Mike Shinoda labels nu metal "toxic masculinity", says Linkin Park didn't fit as they "didn’t identify with tough-guy sh*t"

Linkin Park Hybrid Theory
(Image credit: James Minichin III)

Linkin Park vocalist Mike Shinoda reflects upon the band's early days in a new interview with Vulture, and suggests that the LA sextet stood out from their peers on the nu metal scene because they never bought in to its testosterone-heavy "tough-guy shit".

Looking back to when the group were still operating under its original name, Xero, Shinoda notes, "We had met with every label and most of the indies and got turned down by everybody. Then we got Chester [Bennington], and we were like, 'Now we’re going to get signed.' We went and met with everybody again, showcased for everybody, and they all turned us down again."

Reflecting back, Shinoda suggests that part of the wariness record companies felt about the band was rooted in their eclectic influences, which ranged from trip-hop and electronica to hardcore and metal: "Here’s what I assume they thought," he ventures. "Our thing, the combination of elements, was too esoteric."

Another factor, he adds, was that Linkin Park didn't sit easily alongside the more aggressive acts in the nu metal scene, having a more "introspective" sound and feel.

"What we didn’t like about what was going on in the scene was that it was very frat rock," he says. "It was toxic masculinity. We didn’t know the term yet. We just didn’t like how everything was about tough-guy shit, and we didn’t identify with tough-guy shit. So nobody wanted to sign us because we didn’t fit. They couldn’t see us onstage.

"Somebody said to me, 'If you guys were to open up a show with Kid Rock or Limp Bizkit, you’d get beat up.' It was a joke, right? But probably true, at least for me. I would’ve gotten beat up. Chester wouldn’t have gotten beat up. He’d fuck somebody up, too."

Back in 2020, Shinoda told Metal Hammer that he wasn't entirely comfortable with having Linkin Park marketed as a nu metal act, but acknowledged that there was an excitement and energy around the scene in its early years.

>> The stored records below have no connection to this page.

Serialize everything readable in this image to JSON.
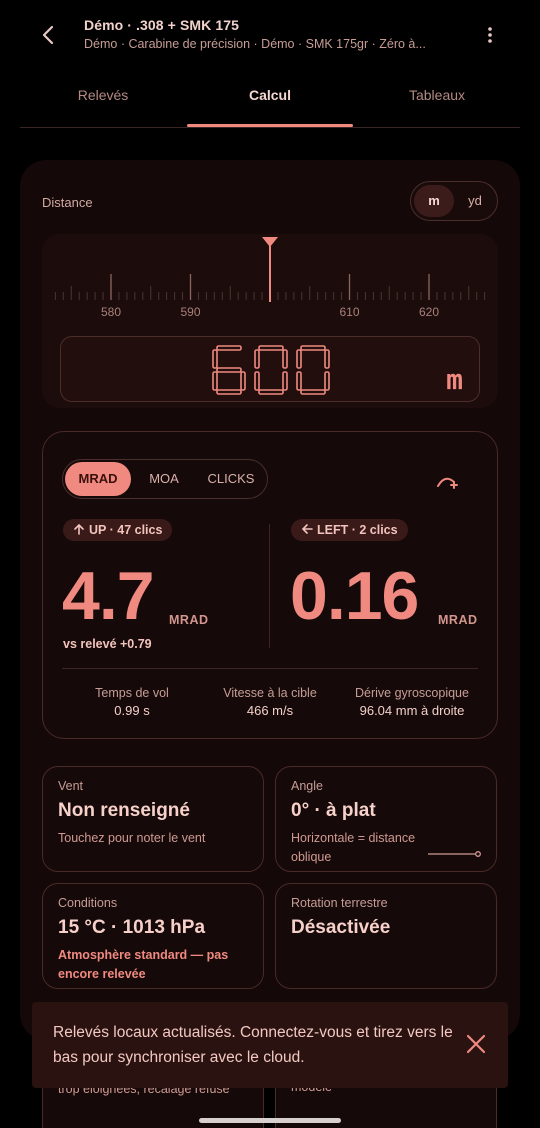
{
  "header": {
    "title": "Démo · .308 + SMK 175",
    "subtitle": "Démo · Carabine de précision · Démo · SMK 175gr · Zéro à..."
  },
  "tabs": [
    {
      "label": "Relevés"
    },
    {
      "label": "Calcul"
    },
    {
      "label": "Tableaux"
    }
  ],
  "distance": {
    "label": "Distance",
    "units": {
      "metric": "m",
      "imperial": "yd",
      "selected": "m"
    },
    "ruler_ticks": [
      {
        "label": "580",
        "value": 580
      },
      {
        "label": "590",
        "value": 590
      },
      {
        "label": "610",
        "value": 610
      },
      {
        "label": "620",
        "value": 620
      }
    ],
    "value": "600",
    "value_numeric": 600,
    "unit_display": "m"
  },
  "result": {
    "modes": [
      "MRAD",
      "MOA",
      "CLICKS"
    ],
    "selected_mode": "MRAD",
    "elevation": {
      "chip": "UP · 47 clics",
      "value": "4.7",
      "unit": "MRAD",
      "delta": "vs relevé +0.79"
    },
    "windage": {
      "chip": "LEFT · 2 clics",
      "value": "0.16",
      "unit": "MRAD"
    },
    "stats": [
      {
        "label": "Temps de vol",
        "value": "0.99 s"
      },
      {
        "label": "Vitesse à la cible",
        "value": "466 m/s"
      },
      {
        "label": "Dérive gyroscopique",
        "value": "96.04 mm à droite"
      }
    ]
  },
  "tiles": {
    "wind": {
      "label": "Vent",
      "value": "Non renseigné",
      "sub": "Touchez pour noter le vent"
    },
    "angle": {
      "label": "Angle",
      "value": "0° · à plat",
      "sub": "Horizontale = distance oblique"
    },
    "conditions": {
      "label": "Conditions",
      "value": "15 °C · 1013 hPa",
      "sub": "Atmosphère standard — pas encore relevée"
    },
    "rotation": {
      "label": "Rotation terrestre",
      "value": "Désactivée"
    },
    "partial_left_sub": "trop éloignées, recalage refusé",
    "partial_right_sub": "modèle"
  },
  "toast": {
    "message": "Relevés locaux actualisés. Connectez-vous et tirez vers le bas pour synchroniser avec le cloud."
  },
  "colors": {
    "accent": "#f08a80",
    "background": "#000000",
    "card": "#140808"
  },
  "icons": {
    "back": "arrow-left-icon",
    "more": "more-vertical-icon",
    "trajectory": "trajectory-icon",
    "up": "arrow-up-icon",
    "left": "arrow-left-icon",
    "close": "close-icon"
  }
}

"I never wanted to be part of nu metal," he admitted. "There was a moment when that term, and what it meant, was actually pretty cool. It’s almost impossible to imagine! I remember when Korn first came out and when Deftones’ first couple of albums came out, and whatever you think about a group like Limp Bizkit, their first album was really raw. There were all these groups like Snot and Hed PE, and it wasn’t smart music, but there was something really visceral and culture blending that was important."

Linkin Park will release a special 20th anniversary reissue of their second album Meteora, on April 7 in a wealth of new formats, including a Limited Edition Super Deluxe Box Set, 4 LP Deluxe Vinyl Box Set, 3-disc Deluxe CD and digital. 

Paul Brannigan
Contributing Editor, Louder

A music writer since 1993, formerly Editor of Kerrang! and Planet Rock magazine (RIP), Paul Brannigan is a Contributing Editor to Louder. Having previously written books on Lemmy, Dave Grohl (the Sunday Times best-seller This Is A Call) and Metallica (Birth School Metallica Death, co-authored with Ian Winwood), his Eddie Van Halen biography (Eruption in the UK, Unchained in the US) emerged in 2021. He has written for Rolling Stone, Mojo and Q, hung out with Fugazi at Dischord House, flown on Ozzy Osbourne's private jet, played Angus Young's Gibson SG, and interviewed everyone from Aerosmith and Beastie Boys to Young Gods and ZZ Top. Brannigan lives in North London and supports The Arsenal.